▶ **Records provided**
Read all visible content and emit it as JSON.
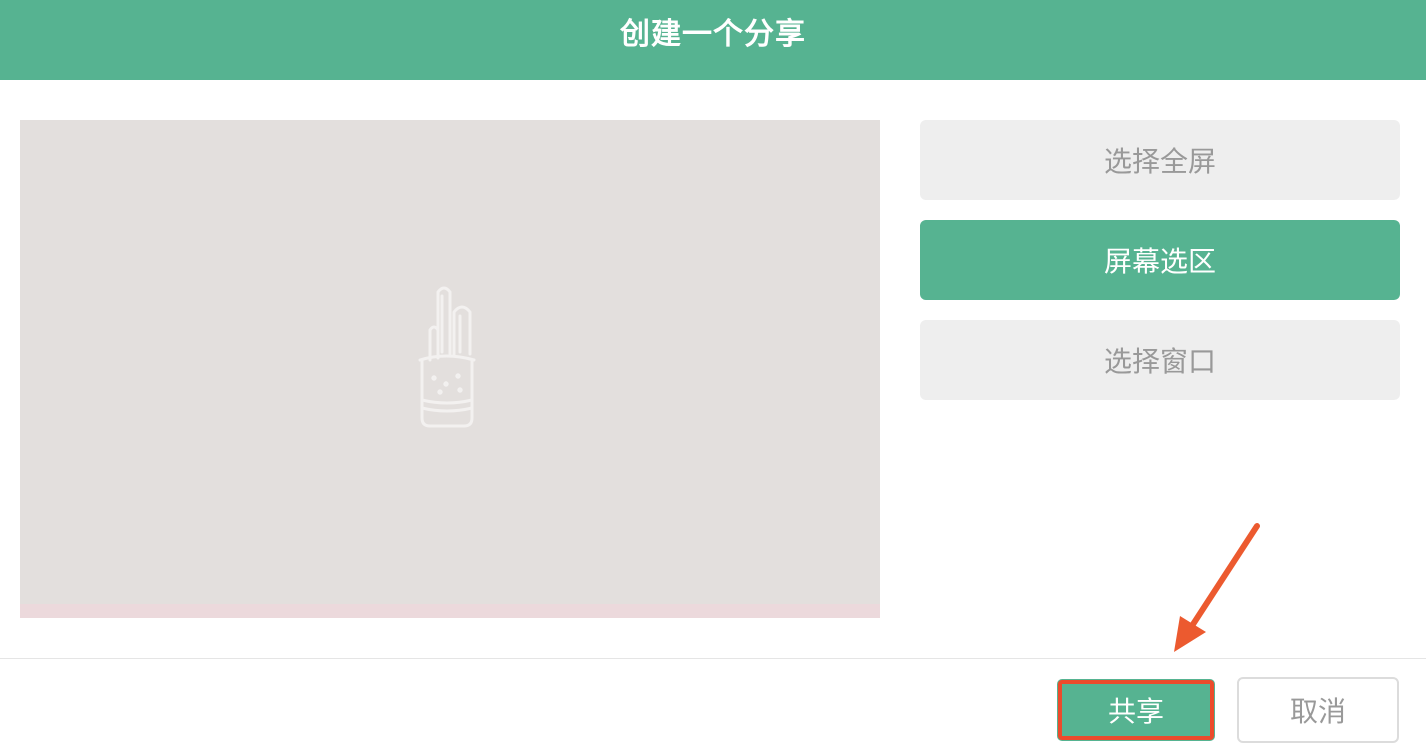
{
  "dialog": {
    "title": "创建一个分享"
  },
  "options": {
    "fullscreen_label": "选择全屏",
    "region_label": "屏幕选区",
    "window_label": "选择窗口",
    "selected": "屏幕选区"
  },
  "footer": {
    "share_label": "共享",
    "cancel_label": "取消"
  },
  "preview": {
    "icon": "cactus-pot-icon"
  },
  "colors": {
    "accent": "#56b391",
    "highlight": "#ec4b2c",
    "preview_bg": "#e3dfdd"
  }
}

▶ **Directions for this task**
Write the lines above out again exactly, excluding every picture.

▶ **Answer box**
Read all visible content and emit it as JSON.
{
  "dialog": {
    "title": "创建一个分享"
  },
  "options": {
    "fullscreen_label": "选择全屏",
    "region_label": "屏幕选区",
    "window_label": "选择窗口",
    "selected": "屏幕选区"
  },
  "footer": {
    "share_label": "共享",
    "cancel_label": "取消"
  },
  "preview": {
    "icon": "cactus-pot-icon"
  },
  "colors": {
    "accent": "#56b391",
    "highlight": "#ec4b2c",
    "preview_bg": "#e3dfdd"
  }
}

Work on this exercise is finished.